  27. a therapeutic intervention of helping a person change, that is a blend of two different types of therapies: cognitive therapy which prepares the mind, and behavioral change which conditions the body.
    congnitvie behavioral therapy
  28. a communication style in which the community supervision officer creates a positive climate of sincerity and understanding that assists the offender in the change process
    motivational interviewing
  29. a device that measures erectile responses of male offenders to determine level of sexual arousal to various types of stimuli
    penile plethysmograph
  30. fundamental knowledge and or skills for a newly hired officer in preparation for working independently
    preservice training
  31. specialized and standardized training that officers are required to complete before they may carry a firearm on the job
    peace officer state training
  32. periodic continuing education training for seasoned officers
    in service training
  33. the discretion that exists in the role of the probation and parole officer to treat clients fairlyu and consistently and according to individual circumstances.

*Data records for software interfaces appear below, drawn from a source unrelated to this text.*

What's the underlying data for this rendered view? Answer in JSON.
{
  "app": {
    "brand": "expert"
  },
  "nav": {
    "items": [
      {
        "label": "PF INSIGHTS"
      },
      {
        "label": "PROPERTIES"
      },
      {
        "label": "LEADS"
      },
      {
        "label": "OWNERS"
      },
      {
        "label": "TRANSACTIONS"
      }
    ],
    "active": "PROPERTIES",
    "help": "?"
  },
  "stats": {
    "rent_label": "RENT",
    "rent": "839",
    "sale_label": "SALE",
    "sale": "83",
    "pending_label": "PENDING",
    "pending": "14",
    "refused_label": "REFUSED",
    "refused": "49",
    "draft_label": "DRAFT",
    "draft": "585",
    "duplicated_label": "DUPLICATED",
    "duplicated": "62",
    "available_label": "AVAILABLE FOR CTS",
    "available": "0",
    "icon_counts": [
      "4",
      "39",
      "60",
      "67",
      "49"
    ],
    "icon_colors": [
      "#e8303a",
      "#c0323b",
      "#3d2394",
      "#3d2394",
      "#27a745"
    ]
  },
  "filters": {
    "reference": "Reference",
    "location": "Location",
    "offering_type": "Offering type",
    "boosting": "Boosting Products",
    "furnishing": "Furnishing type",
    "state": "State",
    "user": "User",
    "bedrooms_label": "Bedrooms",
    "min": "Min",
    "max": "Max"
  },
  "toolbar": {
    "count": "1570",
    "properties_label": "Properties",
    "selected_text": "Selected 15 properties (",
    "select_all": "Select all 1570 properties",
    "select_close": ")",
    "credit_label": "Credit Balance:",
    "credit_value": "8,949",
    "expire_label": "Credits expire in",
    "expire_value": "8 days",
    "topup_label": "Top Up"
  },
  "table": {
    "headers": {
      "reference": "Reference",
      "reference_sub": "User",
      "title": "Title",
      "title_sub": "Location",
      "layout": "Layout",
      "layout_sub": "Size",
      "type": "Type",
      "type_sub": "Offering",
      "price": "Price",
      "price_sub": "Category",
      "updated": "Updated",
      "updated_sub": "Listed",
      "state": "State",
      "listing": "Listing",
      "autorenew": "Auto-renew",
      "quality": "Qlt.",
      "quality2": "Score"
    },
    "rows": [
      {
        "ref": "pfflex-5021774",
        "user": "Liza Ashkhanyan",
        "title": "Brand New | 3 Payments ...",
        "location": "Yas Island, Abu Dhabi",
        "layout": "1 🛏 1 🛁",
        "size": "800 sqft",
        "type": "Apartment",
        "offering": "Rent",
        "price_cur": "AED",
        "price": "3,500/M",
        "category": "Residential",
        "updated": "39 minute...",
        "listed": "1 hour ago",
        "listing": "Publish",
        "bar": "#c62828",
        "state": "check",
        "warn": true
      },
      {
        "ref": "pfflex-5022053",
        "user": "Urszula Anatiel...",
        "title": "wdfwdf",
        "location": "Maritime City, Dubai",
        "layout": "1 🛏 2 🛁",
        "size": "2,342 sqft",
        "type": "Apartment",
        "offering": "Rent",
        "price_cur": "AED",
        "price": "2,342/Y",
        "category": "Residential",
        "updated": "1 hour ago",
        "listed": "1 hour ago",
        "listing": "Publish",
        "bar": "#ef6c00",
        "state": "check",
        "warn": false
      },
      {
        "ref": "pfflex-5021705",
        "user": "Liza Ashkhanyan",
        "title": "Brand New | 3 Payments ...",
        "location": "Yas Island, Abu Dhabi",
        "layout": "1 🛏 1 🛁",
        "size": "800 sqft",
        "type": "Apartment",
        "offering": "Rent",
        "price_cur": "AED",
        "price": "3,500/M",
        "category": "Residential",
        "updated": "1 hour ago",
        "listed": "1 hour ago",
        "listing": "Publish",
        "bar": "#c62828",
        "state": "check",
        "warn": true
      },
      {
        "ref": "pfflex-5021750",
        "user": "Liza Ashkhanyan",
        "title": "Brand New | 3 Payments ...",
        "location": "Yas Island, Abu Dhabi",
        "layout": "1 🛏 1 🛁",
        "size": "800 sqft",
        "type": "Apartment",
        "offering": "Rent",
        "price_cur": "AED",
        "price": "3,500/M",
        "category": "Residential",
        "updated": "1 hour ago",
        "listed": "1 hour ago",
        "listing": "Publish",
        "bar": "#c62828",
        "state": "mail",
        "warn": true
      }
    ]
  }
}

    role ambiguitly
  34. the two functions fo a probation and parole officer, that of enforcing the rules and laws, and providing support and reintegreation, that are sometimes contradictory and difficult to reconcile.
    role conflict
  35. the failure of an officer to do what a reasonably prudent person whould have done in like or simialar circumstances.
  36. protection from legal action or liability unless workers engage in siscretion atht is intentionally and maliciously wrong.
    absolute immunity
  37. protection from liability in decisions or action that are "objectively reasonable"
    qualified immunity
  38. an agency that is owned and operated by a private business or nonprofit organization, and contreacts with the state, local aor federal government to supervise clients convicted of a misdemeanor.
    private probation
  39. any for profit or non profit private organization that contracts with county level or state level government to provide probation supervission, independent probation treatment services or both probation supervision and treatment.
    private service provider
  40. an agreement signed by all states and us territories that allows for the supervision of parolees and probationers across state lines
    interstate compact
  41. under the interstate compact the state of conviction
    sending state
  42. under the interstate compact, the state that undertakes the supervison
    receiving state
  43. a formalized decree granting authority to a commission to create and enforce rules for member states for the supervision of offenders in other states.
    interstate compact for adult offender supervision
  44. the process of hearings that results when theprobtioner is noncompliant with the current level or probation. results of a revocation are either modifying probation conditions to a more intensive supervision level, or the complete elimination of probation and sentence to a residential community facility, jail, or prison.
  45. termination of probation at any time during thprobation period or after some time has been served.
    early termination
  46. violations of probtion or parole conditions that involve the commisission of a crime
    law violation
  47. multiple vilations that breach one or more noncriminal conditions of probation
    tech. violation
  48. laws must be applied in a fair and equal manner. fundamental fairness.
    due process
  49. an inquiry conducted to determine if there is probable cause to believe taht the offender committed a probaton or parole violation.
    preliminary hearing
  50. a due process hearing that must be conducted before probation or parole can be revokes
    final revocation hearing
  51. the level of proof measured by the strength of the evidence needed to render a decision in a court proceeding
    standard of proof
  52. a level of proof used in a probation revocation administrative hearin, in which the judge dedides based on which side presents more convincing evidence and its probable truth or accuracy and not necessarily ont eh amount of evidence.
    preponderance of evidance
Card Set
criminal procedure
cr.proc. chapters 4-7